Records supplied Block Start
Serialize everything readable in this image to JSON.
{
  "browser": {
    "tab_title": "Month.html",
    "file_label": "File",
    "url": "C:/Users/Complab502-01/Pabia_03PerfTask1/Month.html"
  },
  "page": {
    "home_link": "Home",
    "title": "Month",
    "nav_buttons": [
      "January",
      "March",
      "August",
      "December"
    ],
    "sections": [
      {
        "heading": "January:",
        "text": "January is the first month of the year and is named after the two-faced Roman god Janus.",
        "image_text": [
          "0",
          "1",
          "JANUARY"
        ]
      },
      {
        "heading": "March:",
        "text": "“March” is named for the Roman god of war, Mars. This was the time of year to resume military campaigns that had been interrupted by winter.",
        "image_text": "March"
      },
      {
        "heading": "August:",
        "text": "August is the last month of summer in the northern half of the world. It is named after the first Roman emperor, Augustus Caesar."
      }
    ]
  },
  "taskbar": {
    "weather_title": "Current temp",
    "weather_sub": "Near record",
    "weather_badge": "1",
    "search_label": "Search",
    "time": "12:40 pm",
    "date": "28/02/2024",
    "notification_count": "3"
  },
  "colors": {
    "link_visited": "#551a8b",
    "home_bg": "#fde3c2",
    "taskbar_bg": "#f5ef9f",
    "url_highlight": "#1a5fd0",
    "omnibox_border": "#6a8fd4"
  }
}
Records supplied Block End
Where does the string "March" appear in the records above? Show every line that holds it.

      "March",
        "heading": "March:",
        "text": "“March” is named for the Roman god of war, Mars. This was the time of year to resume military campaigns that had been interrupted by winter.",
        "image_text": "March"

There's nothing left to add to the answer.